TASK TO CARRY OUT: Print exactly the lines from the one containing "What's the underlying" through the last line of the records below, both included, and nothing else; omit any pictures.

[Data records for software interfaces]
_ _ _

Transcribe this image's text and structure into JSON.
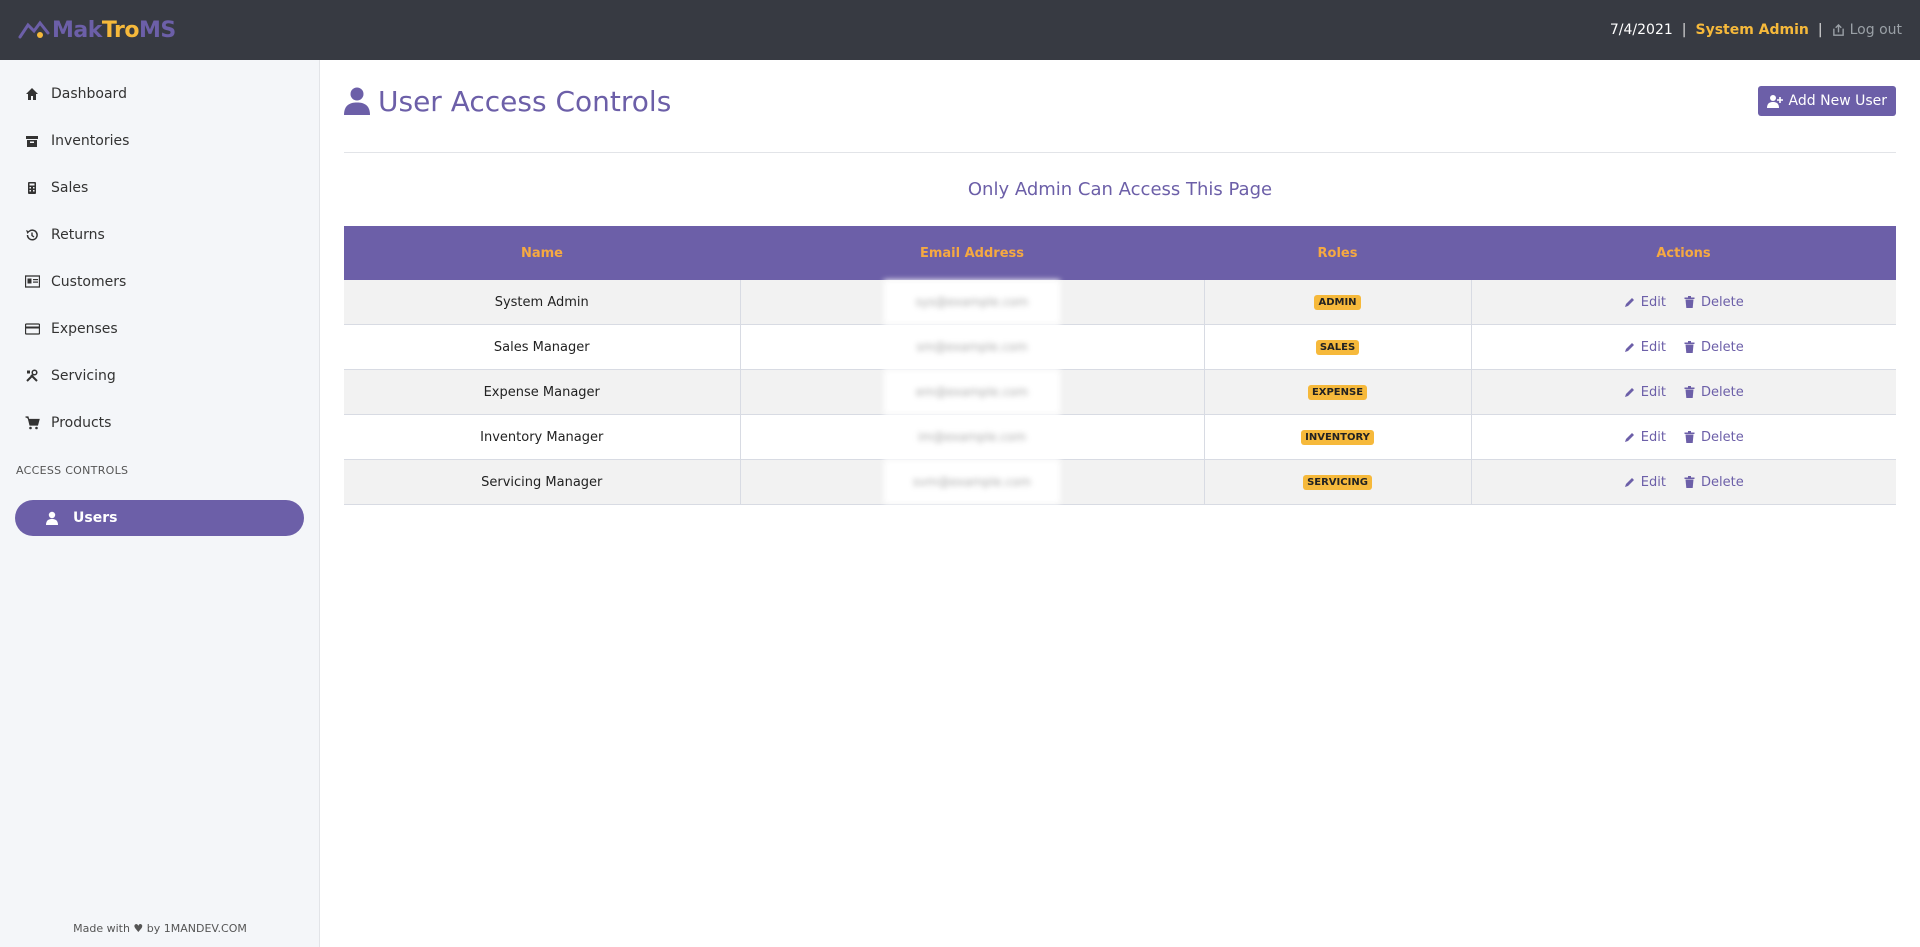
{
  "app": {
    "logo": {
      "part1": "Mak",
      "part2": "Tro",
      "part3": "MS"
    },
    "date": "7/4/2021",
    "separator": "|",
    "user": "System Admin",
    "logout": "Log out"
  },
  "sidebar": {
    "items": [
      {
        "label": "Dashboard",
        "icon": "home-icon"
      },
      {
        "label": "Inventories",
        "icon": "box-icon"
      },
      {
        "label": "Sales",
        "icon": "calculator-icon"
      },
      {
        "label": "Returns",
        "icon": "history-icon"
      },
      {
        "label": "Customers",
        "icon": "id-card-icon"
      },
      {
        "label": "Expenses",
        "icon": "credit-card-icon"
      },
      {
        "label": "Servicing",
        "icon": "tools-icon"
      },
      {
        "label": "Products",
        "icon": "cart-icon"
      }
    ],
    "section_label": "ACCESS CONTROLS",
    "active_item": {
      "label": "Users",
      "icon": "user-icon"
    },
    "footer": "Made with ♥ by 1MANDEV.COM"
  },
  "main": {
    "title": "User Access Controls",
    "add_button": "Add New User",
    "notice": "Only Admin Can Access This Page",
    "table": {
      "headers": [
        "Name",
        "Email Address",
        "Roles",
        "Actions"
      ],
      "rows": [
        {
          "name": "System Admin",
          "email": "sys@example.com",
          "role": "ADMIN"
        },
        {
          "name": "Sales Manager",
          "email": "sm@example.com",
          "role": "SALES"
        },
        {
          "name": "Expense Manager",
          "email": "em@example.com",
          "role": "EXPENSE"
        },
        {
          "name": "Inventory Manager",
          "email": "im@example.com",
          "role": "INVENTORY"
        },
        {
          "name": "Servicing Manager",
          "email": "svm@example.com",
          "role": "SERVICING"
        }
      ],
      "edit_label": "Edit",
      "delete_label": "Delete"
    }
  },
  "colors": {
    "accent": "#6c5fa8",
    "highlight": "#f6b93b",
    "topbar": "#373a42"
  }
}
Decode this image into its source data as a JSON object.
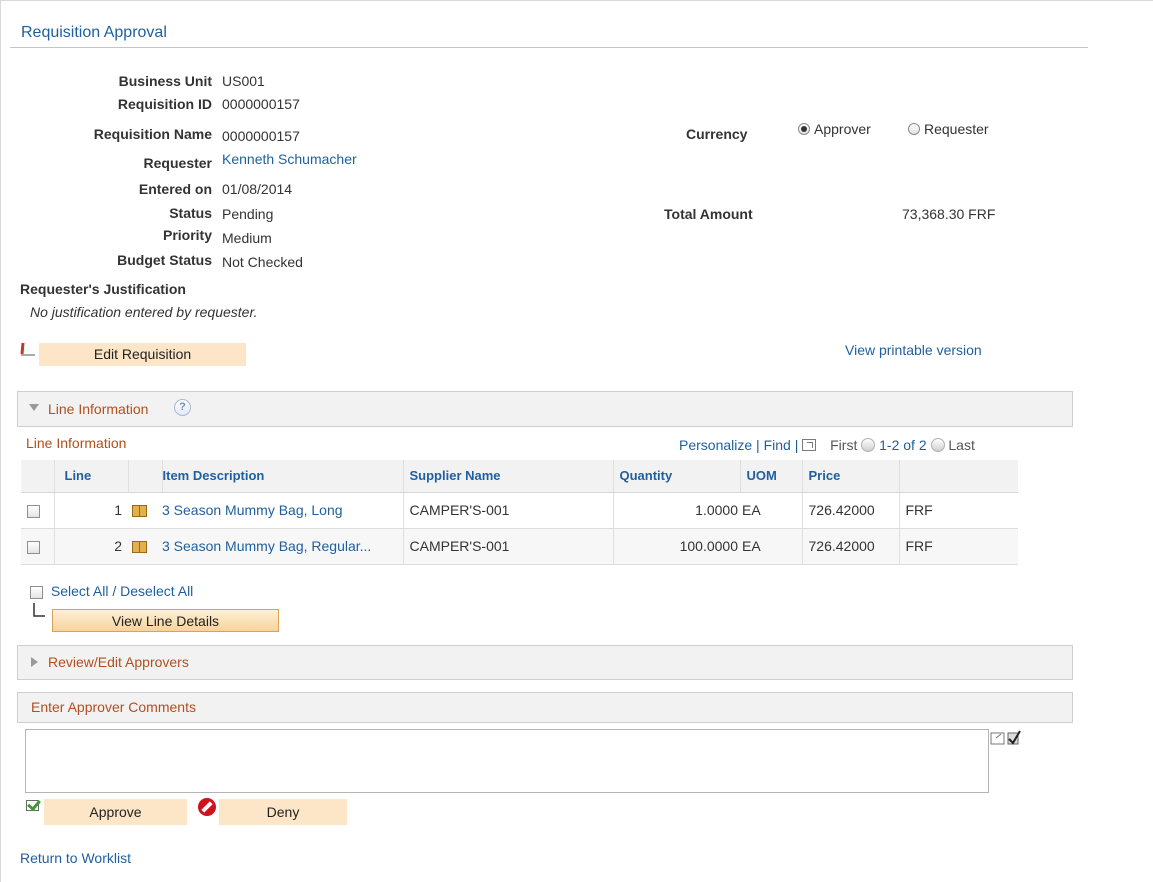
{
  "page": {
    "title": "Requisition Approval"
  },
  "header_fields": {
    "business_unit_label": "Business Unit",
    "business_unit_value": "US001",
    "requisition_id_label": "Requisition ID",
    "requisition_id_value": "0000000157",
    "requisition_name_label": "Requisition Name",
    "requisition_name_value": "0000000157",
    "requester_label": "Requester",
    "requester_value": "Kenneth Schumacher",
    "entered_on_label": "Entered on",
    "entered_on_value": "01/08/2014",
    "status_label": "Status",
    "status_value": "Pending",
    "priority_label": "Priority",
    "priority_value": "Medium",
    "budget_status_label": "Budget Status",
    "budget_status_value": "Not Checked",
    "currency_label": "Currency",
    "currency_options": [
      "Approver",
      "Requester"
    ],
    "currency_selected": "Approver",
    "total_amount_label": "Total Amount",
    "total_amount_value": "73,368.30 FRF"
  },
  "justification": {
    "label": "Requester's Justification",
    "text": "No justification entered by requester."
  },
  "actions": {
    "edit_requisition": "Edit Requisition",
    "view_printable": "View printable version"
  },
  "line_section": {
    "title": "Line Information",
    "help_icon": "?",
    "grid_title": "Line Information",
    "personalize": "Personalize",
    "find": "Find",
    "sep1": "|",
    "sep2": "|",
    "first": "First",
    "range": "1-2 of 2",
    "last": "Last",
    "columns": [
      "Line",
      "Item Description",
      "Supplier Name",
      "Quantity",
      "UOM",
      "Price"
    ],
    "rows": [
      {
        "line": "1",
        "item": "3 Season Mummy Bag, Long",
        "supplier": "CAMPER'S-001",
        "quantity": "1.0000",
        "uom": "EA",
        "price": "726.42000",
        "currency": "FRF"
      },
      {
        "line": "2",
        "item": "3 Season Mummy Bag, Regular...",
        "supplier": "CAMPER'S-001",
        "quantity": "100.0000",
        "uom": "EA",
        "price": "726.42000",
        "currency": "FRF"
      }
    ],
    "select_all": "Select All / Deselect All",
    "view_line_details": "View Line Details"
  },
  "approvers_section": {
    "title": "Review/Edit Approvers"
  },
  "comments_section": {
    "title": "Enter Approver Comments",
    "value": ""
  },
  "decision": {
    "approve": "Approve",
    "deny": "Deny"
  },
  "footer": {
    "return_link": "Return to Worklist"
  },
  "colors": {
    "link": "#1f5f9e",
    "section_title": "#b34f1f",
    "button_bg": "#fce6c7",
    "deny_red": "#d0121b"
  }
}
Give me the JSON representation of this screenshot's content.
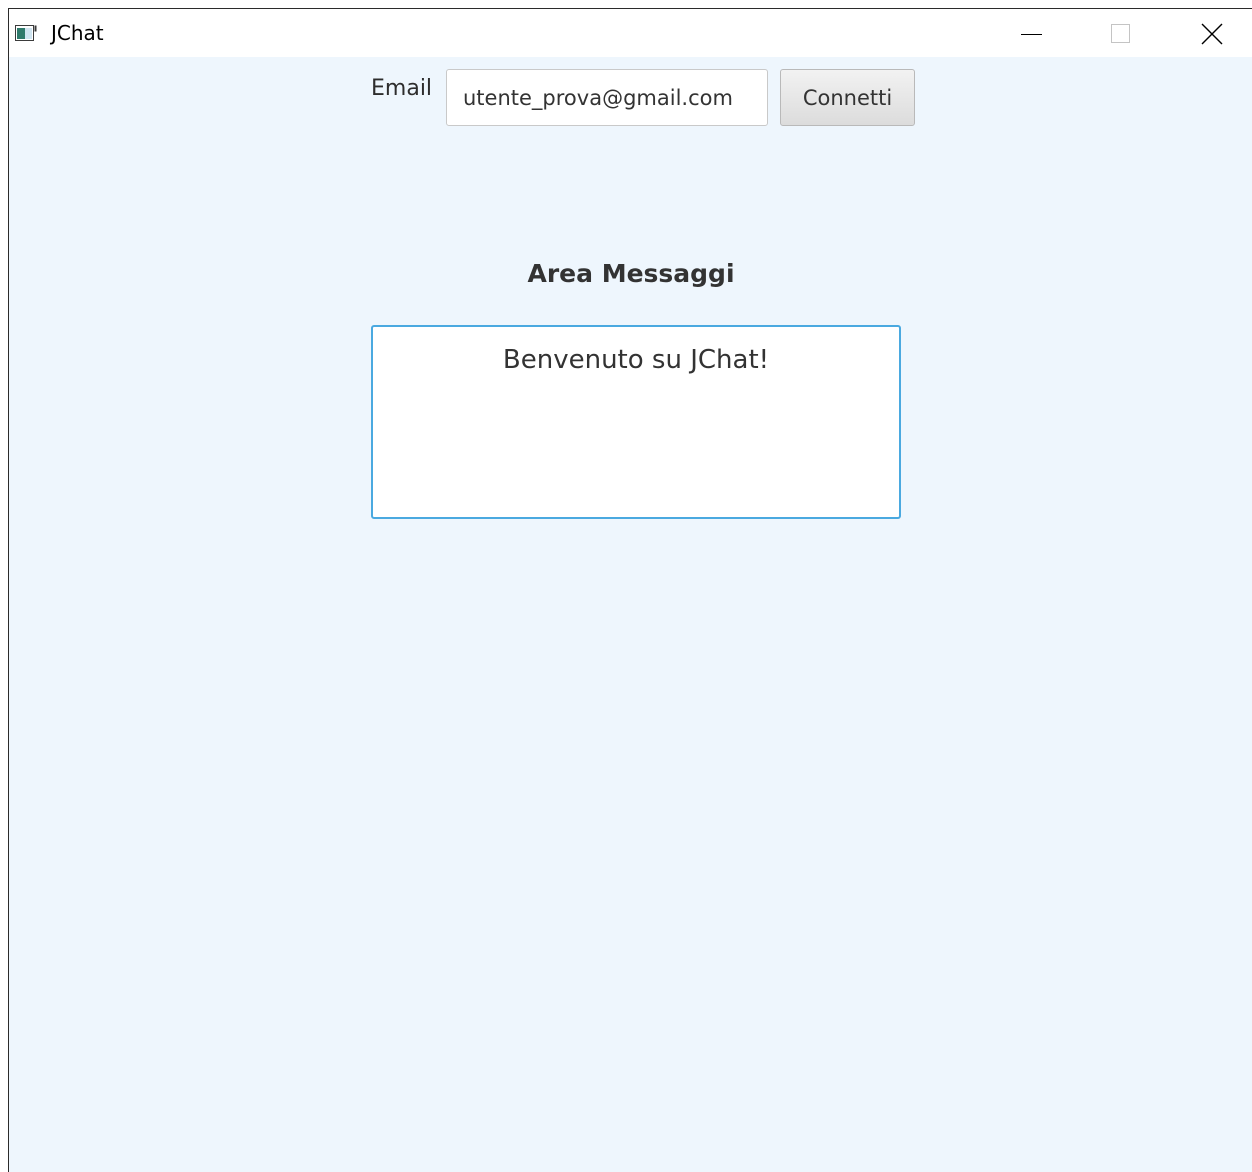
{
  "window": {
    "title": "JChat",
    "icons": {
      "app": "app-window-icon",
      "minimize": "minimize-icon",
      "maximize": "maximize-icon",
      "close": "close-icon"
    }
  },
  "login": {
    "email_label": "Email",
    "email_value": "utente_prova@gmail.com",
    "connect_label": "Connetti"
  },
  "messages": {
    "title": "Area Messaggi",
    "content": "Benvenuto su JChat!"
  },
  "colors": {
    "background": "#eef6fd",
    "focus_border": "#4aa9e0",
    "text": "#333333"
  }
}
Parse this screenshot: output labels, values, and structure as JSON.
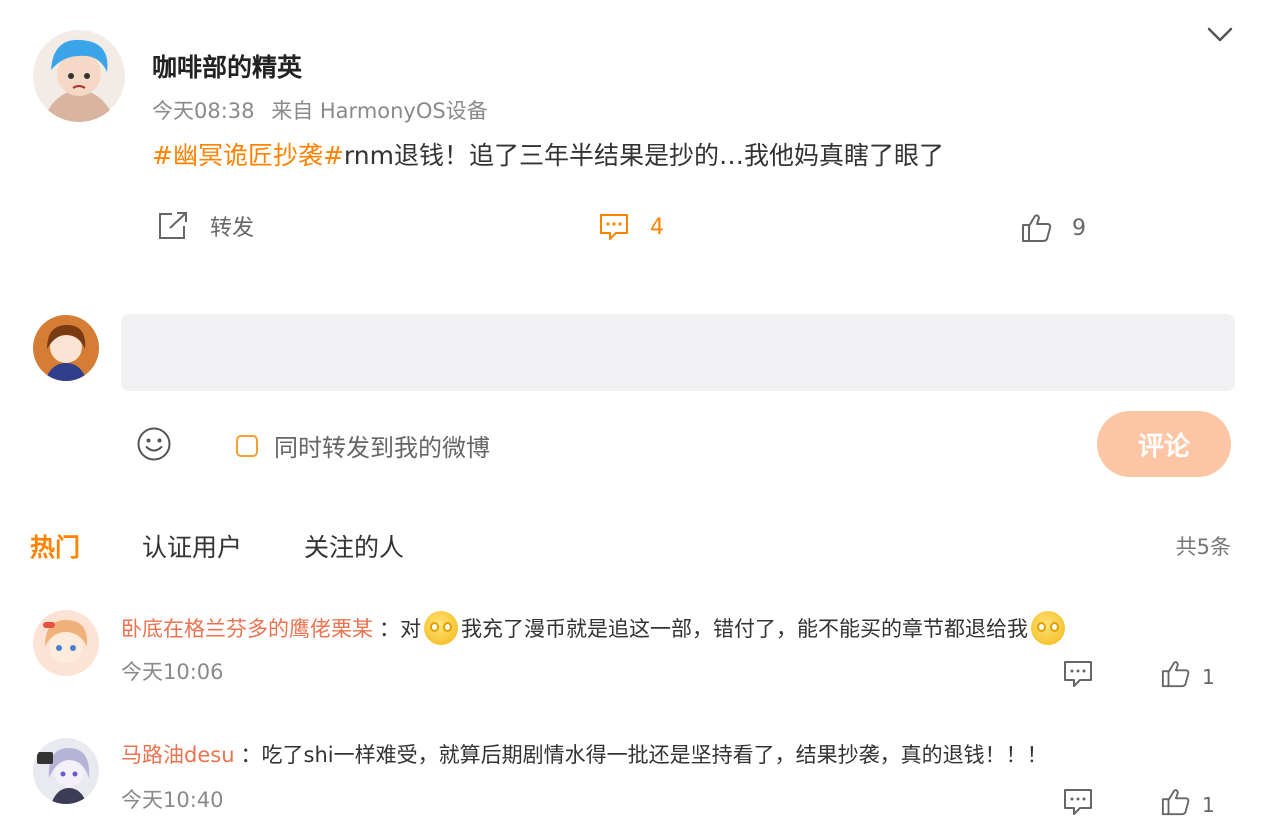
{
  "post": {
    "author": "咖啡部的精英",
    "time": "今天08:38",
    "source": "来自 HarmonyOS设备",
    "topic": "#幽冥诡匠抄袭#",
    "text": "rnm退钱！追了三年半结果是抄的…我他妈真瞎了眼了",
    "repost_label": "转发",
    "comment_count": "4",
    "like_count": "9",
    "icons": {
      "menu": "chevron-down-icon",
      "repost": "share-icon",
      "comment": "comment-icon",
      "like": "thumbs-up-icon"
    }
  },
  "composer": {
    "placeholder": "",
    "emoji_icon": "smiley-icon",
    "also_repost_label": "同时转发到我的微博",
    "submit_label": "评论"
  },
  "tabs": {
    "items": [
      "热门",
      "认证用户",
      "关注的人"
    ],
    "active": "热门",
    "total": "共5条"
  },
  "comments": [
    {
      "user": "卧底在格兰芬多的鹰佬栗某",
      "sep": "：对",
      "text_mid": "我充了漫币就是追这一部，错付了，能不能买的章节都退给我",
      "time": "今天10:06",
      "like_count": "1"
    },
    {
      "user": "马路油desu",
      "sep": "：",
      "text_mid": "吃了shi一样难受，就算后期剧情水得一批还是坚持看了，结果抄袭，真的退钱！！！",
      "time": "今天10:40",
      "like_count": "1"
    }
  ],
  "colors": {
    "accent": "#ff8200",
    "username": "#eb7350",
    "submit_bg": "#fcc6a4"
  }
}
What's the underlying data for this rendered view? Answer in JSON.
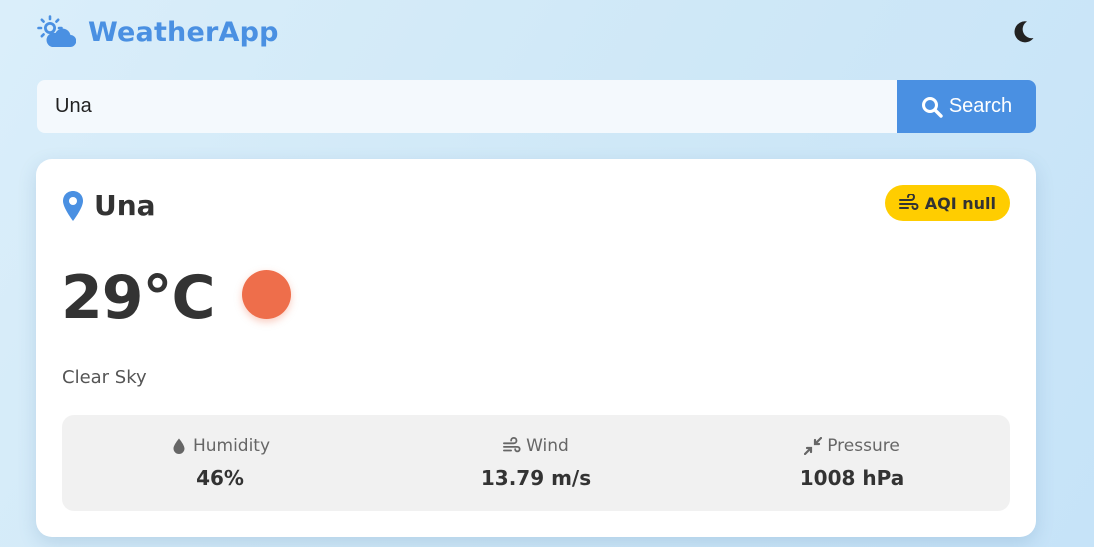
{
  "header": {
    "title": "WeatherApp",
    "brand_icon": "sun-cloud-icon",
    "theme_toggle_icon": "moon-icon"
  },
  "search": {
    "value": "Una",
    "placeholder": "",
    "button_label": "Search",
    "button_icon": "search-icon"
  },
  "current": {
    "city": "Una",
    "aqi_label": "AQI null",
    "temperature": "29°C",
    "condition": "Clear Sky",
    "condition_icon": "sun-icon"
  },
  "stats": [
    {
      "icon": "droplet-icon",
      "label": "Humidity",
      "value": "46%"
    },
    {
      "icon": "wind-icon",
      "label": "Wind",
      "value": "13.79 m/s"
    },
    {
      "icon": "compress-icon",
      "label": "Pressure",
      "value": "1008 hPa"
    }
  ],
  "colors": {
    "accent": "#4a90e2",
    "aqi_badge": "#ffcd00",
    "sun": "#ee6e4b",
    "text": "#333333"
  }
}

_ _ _

WRITTEN SOLUTION:
What's the underlying data for this rendered view? Answer in JSON.
{
  "header": {
    "title": "WeatherApp",
    "brand_icon": "sun-cloud-icon",
    "theme_toggle_icon": "moon-icon"
  },
  "search": {
    "value": "Una",
    "placeholder": "",
    "button_label": "Search",
    "button_icon": "search-icon"
  },
  "current": {
    "city": "Una",
    "aqi_label": "AQI null",
    "temperature": "29°C",
    "condition": "Clear Sky",
    "condition_icon": "sun-icon"
  },
  "stats": [
    {
      "icon": "droplet-icon",
      "label": "Humidity",
      "value": "46%"
    },
    {
      "icon": "wind-icon",
      "label": "Wind",
      "value": "13.79 m/s"
    },
    {
      "icon": "compress-icon",
      "label": "Pressure",
      "value": "1008 hPa"
    }
  ],
  "colors": {
    "accent": "#4a90e2",
    "aqi_badge": "#ffcd00",
    "sun": "#ee6e4b",
    "text": "#333333"
  }
}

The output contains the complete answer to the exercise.